Kimball CEO Bob Schneider leaves

  • Push-out Score suggests push-out forces
  • After about four years in the position
  • Accolades, praise and thanks for Schneider
  • Search for a successor
  • Schneider spoke at length and said 366 words

(exechange) — Jasper, Indiana, May 8, 2018 — Bob Schneider, chief executive of Kimball, leaves. As announced by Kimball International, Inc. in a news release and in a regulatory filing published on Tuesday, May 8, 2018, Robert F. (Bob) Schneider leaves his post as Chief Executive Officer at the maker of furnishings after about four years in the position, effective October 31, 2018.

Among the 3,000 largest publicly held companies incorporated in the U.S. based on market capitalization, the average tenure of the CEOs who departed over the past 12 months was 9.8 years, according to data compiled by exechange.

Kimball will undertake a search for a successor.

“Pursue personal interests and travel”

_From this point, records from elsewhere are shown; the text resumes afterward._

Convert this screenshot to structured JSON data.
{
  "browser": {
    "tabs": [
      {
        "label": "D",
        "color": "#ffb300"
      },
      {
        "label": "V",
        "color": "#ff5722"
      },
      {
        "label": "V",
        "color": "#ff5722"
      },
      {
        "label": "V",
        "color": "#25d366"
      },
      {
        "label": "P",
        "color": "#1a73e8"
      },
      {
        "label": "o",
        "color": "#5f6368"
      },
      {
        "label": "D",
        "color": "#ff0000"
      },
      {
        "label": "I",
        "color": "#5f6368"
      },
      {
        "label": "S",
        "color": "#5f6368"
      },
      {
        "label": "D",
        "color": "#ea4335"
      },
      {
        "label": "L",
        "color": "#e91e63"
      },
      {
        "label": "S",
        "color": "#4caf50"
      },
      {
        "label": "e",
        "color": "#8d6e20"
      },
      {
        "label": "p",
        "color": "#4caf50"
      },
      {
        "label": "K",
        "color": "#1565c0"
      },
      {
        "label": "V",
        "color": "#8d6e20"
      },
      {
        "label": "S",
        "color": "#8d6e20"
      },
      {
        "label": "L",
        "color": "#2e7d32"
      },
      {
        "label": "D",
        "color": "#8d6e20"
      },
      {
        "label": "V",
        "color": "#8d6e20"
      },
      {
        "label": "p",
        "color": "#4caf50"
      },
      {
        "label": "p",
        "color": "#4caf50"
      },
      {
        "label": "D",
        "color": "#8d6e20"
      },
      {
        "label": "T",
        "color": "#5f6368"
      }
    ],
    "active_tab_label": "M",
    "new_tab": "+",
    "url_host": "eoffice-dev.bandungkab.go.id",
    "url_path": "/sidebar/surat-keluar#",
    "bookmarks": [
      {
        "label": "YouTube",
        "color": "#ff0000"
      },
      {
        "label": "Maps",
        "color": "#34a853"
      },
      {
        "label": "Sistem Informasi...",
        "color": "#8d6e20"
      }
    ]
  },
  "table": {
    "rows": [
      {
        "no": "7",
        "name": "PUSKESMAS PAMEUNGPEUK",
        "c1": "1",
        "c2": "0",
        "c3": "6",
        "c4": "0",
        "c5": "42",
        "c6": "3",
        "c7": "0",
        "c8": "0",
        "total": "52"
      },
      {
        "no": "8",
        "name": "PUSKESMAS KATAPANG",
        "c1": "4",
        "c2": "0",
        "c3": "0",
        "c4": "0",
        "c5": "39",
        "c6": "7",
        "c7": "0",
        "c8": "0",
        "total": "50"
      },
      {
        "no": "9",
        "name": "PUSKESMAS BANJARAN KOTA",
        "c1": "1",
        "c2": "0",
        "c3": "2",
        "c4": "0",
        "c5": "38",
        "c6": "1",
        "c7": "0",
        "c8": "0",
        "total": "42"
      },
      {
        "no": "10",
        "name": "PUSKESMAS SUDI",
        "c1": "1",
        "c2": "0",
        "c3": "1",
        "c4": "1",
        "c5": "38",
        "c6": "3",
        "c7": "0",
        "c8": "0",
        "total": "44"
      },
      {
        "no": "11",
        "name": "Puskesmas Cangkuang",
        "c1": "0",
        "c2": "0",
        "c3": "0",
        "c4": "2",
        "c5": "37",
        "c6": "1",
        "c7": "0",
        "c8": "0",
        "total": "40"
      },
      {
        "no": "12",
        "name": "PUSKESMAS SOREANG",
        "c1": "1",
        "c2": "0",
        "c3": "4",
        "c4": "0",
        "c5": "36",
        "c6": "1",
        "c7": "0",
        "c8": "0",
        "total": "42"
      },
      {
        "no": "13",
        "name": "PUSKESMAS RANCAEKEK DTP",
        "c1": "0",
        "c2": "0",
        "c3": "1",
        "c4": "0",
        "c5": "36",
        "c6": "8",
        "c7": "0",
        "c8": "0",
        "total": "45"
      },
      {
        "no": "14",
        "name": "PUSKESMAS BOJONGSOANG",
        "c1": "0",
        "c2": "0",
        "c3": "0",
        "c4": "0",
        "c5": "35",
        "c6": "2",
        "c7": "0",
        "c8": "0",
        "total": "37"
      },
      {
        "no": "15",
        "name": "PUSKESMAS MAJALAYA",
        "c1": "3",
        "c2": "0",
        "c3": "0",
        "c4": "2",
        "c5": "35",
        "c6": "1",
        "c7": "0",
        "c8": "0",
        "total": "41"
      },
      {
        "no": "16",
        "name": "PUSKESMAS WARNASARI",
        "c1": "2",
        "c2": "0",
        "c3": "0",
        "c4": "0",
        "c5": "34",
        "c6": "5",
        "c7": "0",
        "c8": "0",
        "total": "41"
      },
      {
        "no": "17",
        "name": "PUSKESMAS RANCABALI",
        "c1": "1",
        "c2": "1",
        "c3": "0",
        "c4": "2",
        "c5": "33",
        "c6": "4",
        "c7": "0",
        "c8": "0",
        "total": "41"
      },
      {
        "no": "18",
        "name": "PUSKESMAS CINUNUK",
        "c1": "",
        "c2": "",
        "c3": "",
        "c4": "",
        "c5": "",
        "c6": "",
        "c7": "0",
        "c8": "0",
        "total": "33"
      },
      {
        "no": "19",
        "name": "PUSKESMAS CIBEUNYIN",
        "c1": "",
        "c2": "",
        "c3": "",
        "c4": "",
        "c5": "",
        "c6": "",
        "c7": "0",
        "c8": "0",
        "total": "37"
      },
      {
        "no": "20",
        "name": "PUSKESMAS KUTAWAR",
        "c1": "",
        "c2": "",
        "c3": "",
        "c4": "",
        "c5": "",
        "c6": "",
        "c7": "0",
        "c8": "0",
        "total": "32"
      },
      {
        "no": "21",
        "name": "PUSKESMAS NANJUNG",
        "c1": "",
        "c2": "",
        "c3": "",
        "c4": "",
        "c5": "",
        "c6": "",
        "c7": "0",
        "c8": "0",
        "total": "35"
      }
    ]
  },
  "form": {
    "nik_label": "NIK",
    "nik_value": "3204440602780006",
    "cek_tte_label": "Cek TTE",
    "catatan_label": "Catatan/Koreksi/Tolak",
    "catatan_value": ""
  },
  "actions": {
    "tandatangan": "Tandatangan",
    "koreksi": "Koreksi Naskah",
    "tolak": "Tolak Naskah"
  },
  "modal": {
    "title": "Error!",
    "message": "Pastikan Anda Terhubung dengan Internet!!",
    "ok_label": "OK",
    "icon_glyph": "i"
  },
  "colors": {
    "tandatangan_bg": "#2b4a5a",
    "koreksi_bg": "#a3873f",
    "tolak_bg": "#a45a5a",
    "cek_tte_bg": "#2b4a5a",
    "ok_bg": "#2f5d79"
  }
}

Schneider’s departure from the CEO post is explained as follows. Schneider said: “I’ve always had an aspiration to retire early to allow ample time to pursue personal interests and travel.”

The phrase “pursue personal interests and travel” opens the door to speculation.

Precise information about Schneider’s future plans was not immediately available.

“Retire”

Kimball said: “Bob Schneider has informed the Board of Directors of his plans to retire on October 31, 2018, after four years as CEO.”

Kimball further said: “On May 7, 2018, Robert F. Schneider informed the Board of Directors … of Kimball International, Inc. … of his decision to retire as the Company’s Chief Executive Officer.”

Share price decline

The change follows a decline in the share price of Kimball International, Inc. since October 2017.

In the position of CEO since 2014

Robert F. Schneider has been the Chairman and Chief Executive Officer of Kimball International, Inc. since November 2014.

Bob Schneider, Chairman of the Board & Chief Executive Officer, Kimball International, Inc., joined the company in 1987 and has been an officer since 1992, serving in various financial and executive capacities.

Prior to becoming Chairman of the Board & CEO, Schneider was Chief Financial Officer, with responsibilities including Kimball International strategic planning, finance, audit, and treasury services.

He assumed full strategic and operating responsibility for the Kimball Hospitality subsidiary in 2013.

He served on the Company’s eight-member Corporate Steering Committee, formulating Kimball International strategy and establishing direction for the Company.

Before joining Kimball International, Schneider was with the public accounting firm of Deloitte Haskins and Sells in Cincinnati.

Schneider received his bachelor’s degree in Accounting with High Distinction from Indiana University.

Bob Schneider has informed the Board of Directors of his plans to retire on October 31, 2018, after four years as CEO. At that time, Schneider intends to step down as Chairman of the Board but will remain a member of the Board of Directors to provide continuity during the transition, for a time period not to exceed the remainder of his current term which ends in 2020.

He plans for his retirement to be effective October 31, 2018, but has agreed to remain employed as CEO beyond October 31, 2018 if the Board has not yet appointed his successor at that time.

Schneider will continue to serve as Chairman of the Board until the Board appoints a new Chairman, which will occur no later than the date of the Company’s 2018 annual shareholder meeting.

Following retirement, Schneider will remain a member of the Board to provide continuity during the transition, for a time period not to exceed the remainder of his current term, which expires in 2020.

Unplanned

As a general rule, when a top manager announces to step aside with no successor available, it’s a signal that the change was unexpected and too early.

Push-out Score suggests push-out forces

It is not completely certain what forces eventually triggered Bob Schneider’s move.

The Push-out Score™ determined by exechange suggests that push-out forces may have contributed to the change.

Read the full story in the exechange report 20.2018 ($).